Compliance is not one person’s responsibility in a training organisation
In a training organisation, compliance is not just one person’s job. Compliance is the responsibility of everyone in the organisation, from the CEO down to the entry-level staff member. Sure, there may be someone whose job it is to oversee compliance related matters, but that doesn’t mean that they are the only one responsible for ensuring that the organisation complies with all applicable laws and regulations. Everyone has a role to play in ensuring compliance. Everyone in the organisation must ensure that the organisation complies with all relevant laws and regulations.
There are many compliance risks associated with running a training organisation. These include risks related to health and safety, financial reporting, data protection and equal opportunity laws.
Training organisations need to have systems and processes in place to manage these risks. But more importantly, they need to ensure that all employees are aware of their responsibilities and are held accountable for complying with the organisation’s policies and procedures. RTO Management need to provide adequate training to staff on their obligations under the law. The compliance function should be overseen by a board or senior management team, and there should be clear lines of communication between the compliance team and other parts of the organisation.
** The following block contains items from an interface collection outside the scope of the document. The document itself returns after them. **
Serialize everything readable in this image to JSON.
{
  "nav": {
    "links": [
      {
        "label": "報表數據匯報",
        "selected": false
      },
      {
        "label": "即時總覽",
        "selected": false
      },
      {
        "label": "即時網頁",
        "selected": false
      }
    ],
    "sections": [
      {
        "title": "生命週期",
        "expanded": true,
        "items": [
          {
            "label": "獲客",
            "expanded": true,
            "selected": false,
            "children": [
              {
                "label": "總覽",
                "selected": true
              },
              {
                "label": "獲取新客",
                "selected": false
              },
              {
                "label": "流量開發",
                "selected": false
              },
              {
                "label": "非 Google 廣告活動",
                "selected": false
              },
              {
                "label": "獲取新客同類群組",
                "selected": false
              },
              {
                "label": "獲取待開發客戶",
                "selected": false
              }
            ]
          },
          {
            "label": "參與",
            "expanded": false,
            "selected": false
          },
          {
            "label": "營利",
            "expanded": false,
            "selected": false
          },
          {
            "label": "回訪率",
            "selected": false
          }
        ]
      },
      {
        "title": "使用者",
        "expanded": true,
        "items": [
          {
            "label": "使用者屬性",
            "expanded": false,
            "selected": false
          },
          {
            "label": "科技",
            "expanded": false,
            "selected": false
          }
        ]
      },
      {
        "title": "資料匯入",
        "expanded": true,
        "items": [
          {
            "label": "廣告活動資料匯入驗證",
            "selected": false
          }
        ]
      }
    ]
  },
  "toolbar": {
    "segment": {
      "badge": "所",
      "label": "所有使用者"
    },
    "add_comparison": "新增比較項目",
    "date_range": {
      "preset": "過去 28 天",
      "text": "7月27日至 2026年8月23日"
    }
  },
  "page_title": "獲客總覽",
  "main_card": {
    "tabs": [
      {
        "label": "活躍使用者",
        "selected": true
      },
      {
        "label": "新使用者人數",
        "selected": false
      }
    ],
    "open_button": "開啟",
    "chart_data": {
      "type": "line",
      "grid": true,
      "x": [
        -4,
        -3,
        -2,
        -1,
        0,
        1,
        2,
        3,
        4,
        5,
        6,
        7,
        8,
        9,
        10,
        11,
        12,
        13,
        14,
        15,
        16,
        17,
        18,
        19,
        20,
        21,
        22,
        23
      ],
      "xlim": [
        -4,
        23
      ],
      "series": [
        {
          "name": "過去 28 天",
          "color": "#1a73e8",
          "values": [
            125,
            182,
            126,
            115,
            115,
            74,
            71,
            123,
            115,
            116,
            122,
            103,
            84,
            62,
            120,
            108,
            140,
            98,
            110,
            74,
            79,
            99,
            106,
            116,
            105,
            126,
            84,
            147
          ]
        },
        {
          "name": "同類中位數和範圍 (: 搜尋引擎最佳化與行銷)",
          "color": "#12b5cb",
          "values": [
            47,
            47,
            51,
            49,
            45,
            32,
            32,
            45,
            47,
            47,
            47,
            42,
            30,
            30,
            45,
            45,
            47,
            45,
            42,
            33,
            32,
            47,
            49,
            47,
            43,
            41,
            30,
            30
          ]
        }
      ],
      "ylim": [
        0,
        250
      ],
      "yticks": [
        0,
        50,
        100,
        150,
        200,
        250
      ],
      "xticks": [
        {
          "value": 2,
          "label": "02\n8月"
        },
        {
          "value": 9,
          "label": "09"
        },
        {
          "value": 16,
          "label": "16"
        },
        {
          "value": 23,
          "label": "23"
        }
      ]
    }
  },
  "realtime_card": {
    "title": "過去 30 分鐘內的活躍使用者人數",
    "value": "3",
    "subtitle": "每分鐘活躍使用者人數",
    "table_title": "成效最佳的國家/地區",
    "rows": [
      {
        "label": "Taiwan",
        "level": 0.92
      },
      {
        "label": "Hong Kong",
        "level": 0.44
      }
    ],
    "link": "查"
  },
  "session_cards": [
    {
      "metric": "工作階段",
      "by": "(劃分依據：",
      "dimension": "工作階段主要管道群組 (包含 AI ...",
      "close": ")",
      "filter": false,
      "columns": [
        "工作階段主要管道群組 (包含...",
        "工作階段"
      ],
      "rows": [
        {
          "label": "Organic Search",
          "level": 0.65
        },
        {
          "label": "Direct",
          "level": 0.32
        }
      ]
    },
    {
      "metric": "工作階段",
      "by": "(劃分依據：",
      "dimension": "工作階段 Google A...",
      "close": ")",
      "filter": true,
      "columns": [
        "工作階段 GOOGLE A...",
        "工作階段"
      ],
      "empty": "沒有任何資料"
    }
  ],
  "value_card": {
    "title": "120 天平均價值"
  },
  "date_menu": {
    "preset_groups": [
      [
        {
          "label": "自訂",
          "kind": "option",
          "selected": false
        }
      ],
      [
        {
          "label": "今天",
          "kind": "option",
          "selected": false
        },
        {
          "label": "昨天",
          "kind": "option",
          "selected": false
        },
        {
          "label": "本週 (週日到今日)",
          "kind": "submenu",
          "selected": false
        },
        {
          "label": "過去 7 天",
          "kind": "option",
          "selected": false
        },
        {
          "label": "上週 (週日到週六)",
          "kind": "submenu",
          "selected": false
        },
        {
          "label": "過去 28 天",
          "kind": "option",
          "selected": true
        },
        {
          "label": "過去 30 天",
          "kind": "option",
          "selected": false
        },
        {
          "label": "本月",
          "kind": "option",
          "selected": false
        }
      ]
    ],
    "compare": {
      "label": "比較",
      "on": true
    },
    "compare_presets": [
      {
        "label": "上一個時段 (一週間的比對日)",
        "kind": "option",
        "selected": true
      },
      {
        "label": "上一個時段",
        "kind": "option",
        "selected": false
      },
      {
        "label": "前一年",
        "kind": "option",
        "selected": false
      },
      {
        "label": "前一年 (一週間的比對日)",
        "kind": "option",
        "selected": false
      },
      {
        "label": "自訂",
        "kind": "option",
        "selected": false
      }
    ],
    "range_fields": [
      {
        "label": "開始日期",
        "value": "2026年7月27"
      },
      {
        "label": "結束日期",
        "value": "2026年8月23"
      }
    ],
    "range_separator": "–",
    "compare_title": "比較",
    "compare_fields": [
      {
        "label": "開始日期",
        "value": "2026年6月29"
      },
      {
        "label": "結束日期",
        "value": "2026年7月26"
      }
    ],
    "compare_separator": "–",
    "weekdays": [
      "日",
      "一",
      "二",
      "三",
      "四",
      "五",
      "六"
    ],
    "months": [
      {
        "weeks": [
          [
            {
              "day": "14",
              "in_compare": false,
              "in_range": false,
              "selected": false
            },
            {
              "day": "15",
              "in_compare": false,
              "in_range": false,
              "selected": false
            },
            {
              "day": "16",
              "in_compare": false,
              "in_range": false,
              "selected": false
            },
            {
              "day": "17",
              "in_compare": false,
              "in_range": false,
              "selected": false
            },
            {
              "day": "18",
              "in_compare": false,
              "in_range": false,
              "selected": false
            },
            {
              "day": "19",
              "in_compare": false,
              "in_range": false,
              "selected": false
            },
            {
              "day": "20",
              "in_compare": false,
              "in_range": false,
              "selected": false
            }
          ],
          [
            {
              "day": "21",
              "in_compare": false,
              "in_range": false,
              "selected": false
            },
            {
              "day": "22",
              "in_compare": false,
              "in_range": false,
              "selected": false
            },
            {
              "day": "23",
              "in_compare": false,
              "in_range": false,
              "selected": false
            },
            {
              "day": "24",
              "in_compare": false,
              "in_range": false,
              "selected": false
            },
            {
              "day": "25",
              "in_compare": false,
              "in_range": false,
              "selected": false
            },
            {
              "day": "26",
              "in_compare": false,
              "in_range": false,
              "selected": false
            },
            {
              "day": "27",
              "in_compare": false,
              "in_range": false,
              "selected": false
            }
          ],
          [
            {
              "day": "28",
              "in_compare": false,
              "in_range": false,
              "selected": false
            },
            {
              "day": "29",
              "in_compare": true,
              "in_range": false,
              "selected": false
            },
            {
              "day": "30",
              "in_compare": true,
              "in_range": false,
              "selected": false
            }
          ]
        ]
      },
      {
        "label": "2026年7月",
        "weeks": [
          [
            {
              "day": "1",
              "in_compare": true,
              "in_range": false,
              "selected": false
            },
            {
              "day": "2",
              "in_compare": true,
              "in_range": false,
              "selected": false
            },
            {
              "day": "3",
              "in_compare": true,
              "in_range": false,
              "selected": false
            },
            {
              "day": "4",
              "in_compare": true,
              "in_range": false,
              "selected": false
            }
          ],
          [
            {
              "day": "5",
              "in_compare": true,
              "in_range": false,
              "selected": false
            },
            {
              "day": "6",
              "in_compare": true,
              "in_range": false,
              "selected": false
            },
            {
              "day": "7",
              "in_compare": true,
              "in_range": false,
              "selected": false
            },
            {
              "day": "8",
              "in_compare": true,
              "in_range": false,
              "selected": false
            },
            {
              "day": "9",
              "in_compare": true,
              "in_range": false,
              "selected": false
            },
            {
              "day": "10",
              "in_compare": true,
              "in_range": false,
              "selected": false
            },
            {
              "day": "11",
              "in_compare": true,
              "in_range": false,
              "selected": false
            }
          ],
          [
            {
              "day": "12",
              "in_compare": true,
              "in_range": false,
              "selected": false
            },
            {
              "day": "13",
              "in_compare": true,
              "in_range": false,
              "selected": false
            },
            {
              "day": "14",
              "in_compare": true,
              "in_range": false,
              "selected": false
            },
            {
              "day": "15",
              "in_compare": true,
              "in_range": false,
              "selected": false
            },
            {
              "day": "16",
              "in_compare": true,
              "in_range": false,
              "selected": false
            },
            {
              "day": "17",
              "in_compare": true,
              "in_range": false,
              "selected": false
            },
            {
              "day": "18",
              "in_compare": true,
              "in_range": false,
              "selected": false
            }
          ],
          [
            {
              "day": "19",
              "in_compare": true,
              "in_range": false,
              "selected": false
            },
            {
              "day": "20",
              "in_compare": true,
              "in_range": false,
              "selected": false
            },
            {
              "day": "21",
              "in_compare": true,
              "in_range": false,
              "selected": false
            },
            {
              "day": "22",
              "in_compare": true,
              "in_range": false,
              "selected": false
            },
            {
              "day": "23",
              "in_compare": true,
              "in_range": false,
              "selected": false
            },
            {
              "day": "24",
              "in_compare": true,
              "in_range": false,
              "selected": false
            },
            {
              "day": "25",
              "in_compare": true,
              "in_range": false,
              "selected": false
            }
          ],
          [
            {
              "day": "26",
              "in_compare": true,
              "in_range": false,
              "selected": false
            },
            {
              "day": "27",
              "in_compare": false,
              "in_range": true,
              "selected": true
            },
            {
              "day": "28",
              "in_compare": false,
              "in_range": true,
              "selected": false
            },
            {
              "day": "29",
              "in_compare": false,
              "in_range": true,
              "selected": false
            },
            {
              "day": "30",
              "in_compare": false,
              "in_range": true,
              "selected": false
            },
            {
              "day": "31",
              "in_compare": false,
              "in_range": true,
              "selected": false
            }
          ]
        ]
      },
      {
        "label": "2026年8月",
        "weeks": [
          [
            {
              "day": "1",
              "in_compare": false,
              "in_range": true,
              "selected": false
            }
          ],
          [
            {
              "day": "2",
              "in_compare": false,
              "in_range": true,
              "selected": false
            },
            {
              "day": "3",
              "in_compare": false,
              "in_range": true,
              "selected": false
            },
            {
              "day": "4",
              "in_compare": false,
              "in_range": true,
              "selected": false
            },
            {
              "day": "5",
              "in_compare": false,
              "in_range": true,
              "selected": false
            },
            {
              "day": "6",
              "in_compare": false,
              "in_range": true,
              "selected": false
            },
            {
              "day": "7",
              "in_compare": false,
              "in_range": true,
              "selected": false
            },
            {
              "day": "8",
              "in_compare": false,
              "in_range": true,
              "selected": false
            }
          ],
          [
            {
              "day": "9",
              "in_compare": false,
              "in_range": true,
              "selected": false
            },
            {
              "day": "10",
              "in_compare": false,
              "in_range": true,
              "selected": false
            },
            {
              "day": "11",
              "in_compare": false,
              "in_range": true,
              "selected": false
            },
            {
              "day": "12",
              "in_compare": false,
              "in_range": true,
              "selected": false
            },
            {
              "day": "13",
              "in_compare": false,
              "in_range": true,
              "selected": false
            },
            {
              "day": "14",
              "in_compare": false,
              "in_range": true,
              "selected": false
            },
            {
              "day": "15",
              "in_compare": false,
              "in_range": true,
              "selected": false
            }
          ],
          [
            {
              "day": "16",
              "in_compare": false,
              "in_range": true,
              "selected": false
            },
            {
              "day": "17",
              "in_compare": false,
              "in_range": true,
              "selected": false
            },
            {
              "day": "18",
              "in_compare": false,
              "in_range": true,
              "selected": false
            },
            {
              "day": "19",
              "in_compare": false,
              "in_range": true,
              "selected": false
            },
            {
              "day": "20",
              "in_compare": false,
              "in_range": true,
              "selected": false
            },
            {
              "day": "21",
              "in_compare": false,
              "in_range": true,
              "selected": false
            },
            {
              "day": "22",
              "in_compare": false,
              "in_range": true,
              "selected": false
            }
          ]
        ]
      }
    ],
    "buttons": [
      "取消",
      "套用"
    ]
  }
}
The compliance team should have the authority to carry out investigations and take disciplinary action where necessary.
Compliance is a complex issue, and organisations need to make sure that they have adequate resources in place to deal with it. Compliance officers can play an important role in helping to ensure that organisations meet their obligations, but they cannot do everything themselves. Everyone in the organisation needs to be aware of their responsibilities and play their part in ensuring compliance.
There are a number of compliance risks associated with training organisations, and it is important that these are identified and managed effectively. Some of the most common risks include:
Not complying with mandatory training requirements – This can lead to serious consequences such as fines or even closure of the organisation.
Delivering training that is not up to standard – This can result in complaints from clients or customers, and can damage the reputation of the organisation.
Failing to keep accurate records of training – This can make it difficult to prove that training has been delivered, and can lead to problems with regulator audits.
There are a number of steps that training organisations can take to ensure compliance.
Firstly, they should establish clear policies and procedures relating to compliance. These should be regularly reviewed and updated as necessary.
Secondly, training organisations should appoint a designated compliance officer. This person should be responsible for monitoring compliance and for investigating any breaches.
Thirdly, training organisations should ensure that all staff are aware of their compliance obligations. This can be done through regular training and communication.
Finally, training organisations should have systems in place to deal with complaints or concerns about compliance. These should be dealt with promptly and appropriately. The following are some key elements of an effective compliance management system:
Policies and procedures – There should be clear policies and procedures in place that cover all aspects of compliance. These should be communicated to all employees, and regularly reviewed and updated.
Training – Employees should receive regular training on compliance related topics. This will help them to understand their responsibilities, and ensure that they are up-to-date with the latest requirements.
Monitoring – Compliance should be monitored on an ongoing basis, and any problems should be promptly addressed.
Reporting – There should be a system in place for reporting compliance issues, so that they can be quickly rectified.
Hacing a compliance strategy in place – Organisations need to have a compliance strategy in place to ensure that all employees receive the training they need to stay compliant with company policy and legal requirements. This strategy should be designed to meet the specific needs of the organisation and its employees. It is important to note that compliance is not one person’s job in a training organisation; rather, it should be seen as an ongoing process that involves everyone in the organisation.
When designing a compliance strategy, organisations should consider the following factors:
- The type of training required (e.g. online, classroom-based, on-the-job)
- The frequency of training (e.g. annual, biennial, quarterly)
- The delivery method (e.g. e-learning, instructor-led training)
- The target audience (e.g. all employees, certain departments or job roles)
- The budget available for compliance training
Organisations should also put in place a system for monitoring and evaluating the effectiveness of their compliance strategy. This will help to ensure that employees are receiving the training they need and that the organisation is meeting its compliance obligations.
Compliance is an important part of running a successful training organisation. By taking steps to ensure that the organisation complies with all relevant laws and regulations, organisations can minimise their exposure to risk and protect their reputation.